You can drive using a UK driving licence. If you bring your own or rented vehicle into the country you may need to provide proof of ownership by presenting a V5 log book. If you fail to produce this when asked you will be refused entry and the car might be impounded until you can prove ownership.
Contact the Croatian Embassy in London if you have more detailed questions about bringing a vehicle in to the country. The British Embassy is unable to help individuals attempting to bring vehicles into Croatia who do not have the correct documents at the border.
You don’t need a Green Card to drive in Croatia, but if you are driving to or through Bosnia and Herzegovina, including the 20km strip of coastline at Neum on the Dalmatian coastal highway, make sure that you have a Green Card that includes cover for Bosnia and Herzegovina. You can’t buy insurance for Bosnia and Herzegovina at the Neum border crossing.
Take care when overtaking and be wary of other road users unexpectedly overtaking in slower traffic. Minor roads are usually unlit at night.
It is illegal to drive with more than 0.05% of alcohol in the blood system.
You must drive with dipped headlights from the last weekend in October until last weekend in March, even during the daytime. You must not use a mobile phone whilst driving.
It’s obligatory to carry a fluorescent vest in your car whilst driving in Croatia.

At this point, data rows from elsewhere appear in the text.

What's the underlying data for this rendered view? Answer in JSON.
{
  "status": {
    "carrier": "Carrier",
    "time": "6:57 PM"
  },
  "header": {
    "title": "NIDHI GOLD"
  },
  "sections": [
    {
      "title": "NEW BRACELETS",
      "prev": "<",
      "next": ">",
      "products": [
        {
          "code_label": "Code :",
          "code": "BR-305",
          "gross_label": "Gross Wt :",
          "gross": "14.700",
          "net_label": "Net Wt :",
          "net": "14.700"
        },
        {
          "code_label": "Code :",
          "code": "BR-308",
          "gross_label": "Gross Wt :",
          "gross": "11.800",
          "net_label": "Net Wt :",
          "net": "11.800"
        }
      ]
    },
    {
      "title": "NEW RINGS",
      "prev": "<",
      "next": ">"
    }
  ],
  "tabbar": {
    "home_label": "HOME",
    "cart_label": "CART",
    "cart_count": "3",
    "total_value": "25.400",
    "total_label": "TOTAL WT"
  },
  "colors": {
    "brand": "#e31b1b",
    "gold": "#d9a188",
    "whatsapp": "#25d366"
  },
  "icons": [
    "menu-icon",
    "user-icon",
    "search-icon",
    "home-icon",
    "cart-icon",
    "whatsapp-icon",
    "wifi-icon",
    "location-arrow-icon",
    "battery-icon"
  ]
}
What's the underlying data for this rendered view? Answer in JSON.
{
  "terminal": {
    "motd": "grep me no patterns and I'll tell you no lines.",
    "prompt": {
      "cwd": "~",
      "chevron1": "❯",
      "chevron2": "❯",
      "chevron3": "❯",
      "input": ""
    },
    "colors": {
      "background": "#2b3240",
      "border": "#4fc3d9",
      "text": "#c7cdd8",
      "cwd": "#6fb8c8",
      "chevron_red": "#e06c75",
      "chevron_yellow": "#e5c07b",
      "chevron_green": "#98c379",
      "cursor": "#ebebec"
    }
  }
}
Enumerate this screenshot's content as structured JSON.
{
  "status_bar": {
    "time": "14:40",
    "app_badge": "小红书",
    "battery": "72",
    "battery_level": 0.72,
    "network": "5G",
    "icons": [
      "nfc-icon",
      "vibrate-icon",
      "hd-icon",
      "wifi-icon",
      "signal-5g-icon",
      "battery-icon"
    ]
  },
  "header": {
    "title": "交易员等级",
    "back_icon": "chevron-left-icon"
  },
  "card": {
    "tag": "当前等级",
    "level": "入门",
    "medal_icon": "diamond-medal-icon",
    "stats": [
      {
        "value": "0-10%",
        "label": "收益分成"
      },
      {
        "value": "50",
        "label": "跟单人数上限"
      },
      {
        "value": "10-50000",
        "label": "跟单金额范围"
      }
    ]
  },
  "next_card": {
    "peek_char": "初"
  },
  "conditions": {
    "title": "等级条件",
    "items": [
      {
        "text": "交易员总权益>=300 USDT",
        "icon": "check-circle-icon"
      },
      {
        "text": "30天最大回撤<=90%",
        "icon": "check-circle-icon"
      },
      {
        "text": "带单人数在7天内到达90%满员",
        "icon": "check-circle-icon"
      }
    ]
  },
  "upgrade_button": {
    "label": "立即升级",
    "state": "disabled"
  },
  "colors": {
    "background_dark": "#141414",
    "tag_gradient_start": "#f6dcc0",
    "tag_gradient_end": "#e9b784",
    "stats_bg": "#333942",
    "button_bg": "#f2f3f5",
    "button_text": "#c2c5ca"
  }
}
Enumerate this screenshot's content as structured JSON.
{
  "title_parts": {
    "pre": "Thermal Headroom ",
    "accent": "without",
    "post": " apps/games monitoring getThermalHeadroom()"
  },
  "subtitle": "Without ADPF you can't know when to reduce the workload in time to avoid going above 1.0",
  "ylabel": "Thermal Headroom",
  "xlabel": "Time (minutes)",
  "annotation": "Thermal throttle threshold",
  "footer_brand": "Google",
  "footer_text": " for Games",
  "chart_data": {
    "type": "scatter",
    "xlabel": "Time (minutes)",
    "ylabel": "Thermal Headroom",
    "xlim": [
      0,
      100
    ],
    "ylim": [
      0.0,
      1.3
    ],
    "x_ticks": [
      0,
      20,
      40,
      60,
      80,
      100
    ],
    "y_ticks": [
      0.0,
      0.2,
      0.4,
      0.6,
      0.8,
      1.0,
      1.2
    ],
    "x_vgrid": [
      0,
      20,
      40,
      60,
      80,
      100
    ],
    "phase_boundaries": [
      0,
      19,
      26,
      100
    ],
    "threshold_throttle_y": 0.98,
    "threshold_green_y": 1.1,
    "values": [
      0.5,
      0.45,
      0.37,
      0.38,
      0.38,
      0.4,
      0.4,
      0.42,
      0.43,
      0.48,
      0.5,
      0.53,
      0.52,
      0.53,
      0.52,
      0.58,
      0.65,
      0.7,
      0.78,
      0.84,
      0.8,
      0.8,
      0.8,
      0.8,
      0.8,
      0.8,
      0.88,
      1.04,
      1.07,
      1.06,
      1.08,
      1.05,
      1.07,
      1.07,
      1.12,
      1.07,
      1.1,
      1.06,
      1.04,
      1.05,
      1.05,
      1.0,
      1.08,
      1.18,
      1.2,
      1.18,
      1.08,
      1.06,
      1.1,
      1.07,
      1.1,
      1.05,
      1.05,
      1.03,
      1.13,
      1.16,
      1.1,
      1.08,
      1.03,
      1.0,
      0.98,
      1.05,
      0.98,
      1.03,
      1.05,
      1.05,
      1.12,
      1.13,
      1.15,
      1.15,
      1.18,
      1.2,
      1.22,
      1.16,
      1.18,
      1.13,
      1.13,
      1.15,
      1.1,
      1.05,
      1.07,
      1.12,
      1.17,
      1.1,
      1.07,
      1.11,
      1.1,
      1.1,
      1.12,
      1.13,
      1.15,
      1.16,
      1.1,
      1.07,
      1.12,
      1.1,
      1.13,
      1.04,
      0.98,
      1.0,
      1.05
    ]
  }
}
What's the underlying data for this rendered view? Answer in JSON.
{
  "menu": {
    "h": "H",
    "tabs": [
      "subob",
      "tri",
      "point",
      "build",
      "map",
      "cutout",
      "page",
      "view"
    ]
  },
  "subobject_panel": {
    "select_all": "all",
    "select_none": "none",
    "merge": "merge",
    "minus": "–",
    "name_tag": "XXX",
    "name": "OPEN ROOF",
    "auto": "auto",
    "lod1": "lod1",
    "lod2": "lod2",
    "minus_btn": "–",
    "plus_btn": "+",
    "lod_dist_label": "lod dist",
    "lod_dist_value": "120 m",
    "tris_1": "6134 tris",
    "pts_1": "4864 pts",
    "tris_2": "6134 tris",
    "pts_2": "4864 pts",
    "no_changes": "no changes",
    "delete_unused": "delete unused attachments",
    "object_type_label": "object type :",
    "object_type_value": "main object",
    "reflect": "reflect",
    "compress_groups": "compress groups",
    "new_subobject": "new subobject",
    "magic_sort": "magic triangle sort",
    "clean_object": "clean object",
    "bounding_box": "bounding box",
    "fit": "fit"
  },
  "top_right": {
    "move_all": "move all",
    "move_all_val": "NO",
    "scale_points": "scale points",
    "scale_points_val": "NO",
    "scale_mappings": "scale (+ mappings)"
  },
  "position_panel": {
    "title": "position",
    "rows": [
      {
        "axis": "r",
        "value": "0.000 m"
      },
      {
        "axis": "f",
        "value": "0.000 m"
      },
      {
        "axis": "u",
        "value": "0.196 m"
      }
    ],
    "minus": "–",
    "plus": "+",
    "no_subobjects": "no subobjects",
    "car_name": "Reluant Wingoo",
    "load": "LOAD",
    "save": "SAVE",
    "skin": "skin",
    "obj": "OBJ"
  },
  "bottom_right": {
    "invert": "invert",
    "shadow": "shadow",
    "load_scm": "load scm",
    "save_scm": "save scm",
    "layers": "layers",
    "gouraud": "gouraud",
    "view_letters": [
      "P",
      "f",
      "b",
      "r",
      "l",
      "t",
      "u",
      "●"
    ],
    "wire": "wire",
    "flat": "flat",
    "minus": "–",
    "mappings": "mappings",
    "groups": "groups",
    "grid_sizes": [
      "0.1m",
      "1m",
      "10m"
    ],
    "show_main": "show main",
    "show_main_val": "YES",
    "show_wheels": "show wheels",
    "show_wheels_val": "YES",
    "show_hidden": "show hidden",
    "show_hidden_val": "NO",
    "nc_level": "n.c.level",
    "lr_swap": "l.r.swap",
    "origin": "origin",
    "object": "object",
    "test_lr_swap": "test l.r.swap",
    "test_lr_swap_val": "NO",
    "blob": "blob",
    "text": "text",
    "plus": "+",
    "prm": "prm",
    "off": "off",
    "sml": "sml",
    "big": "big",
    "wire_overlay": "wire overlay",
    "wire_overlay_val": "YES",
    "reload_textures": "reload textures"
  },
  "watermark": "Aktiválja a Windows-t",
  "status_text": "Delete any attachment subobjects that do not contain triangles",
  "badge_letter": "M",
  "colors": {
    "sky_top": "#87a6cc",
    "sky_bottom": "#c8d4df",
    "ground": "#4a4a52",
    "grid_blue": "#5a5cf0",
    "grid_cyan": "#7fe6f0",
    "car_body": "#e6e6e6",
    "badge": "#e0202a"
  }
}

You must keep the vest in the car and not in the boot. You should wear the vest while attending to a breakdown. All passengers must wear seat belts and special seats are required for infants. Children under the age of 12 may not sit in the front seat.
In 2015 there were 348 road deaths in Croatia (source: Department for Transport).This equates to 8.2 road deaths per 100,000 of population and compares to the UK average of 2.8 road deaths per 100,000 of population in 2015.
Emergency road help (HAK) may be reached by dialling (385 1) 1987. This service is staffed by English speaking operators. Traffic information in English is available on 98.5FM during the tourist season only.
Take care to guard valuables, especially at night.
There is zero tolerance on alcohol consumption if you are in charge of a yacht or boat. The penalties for being caught drunk in charge of a boat are heavy. Yacht/boat skippers have been arrested for entering a non-designated entry port without informing the authorities. If you are sailing to Croatia enter only at a designated port/harbour. If this is not possible, contact the local harbour master or the police before entering.
The Croatian Government requires all skippers to have an International Certificate of Competence (ICC).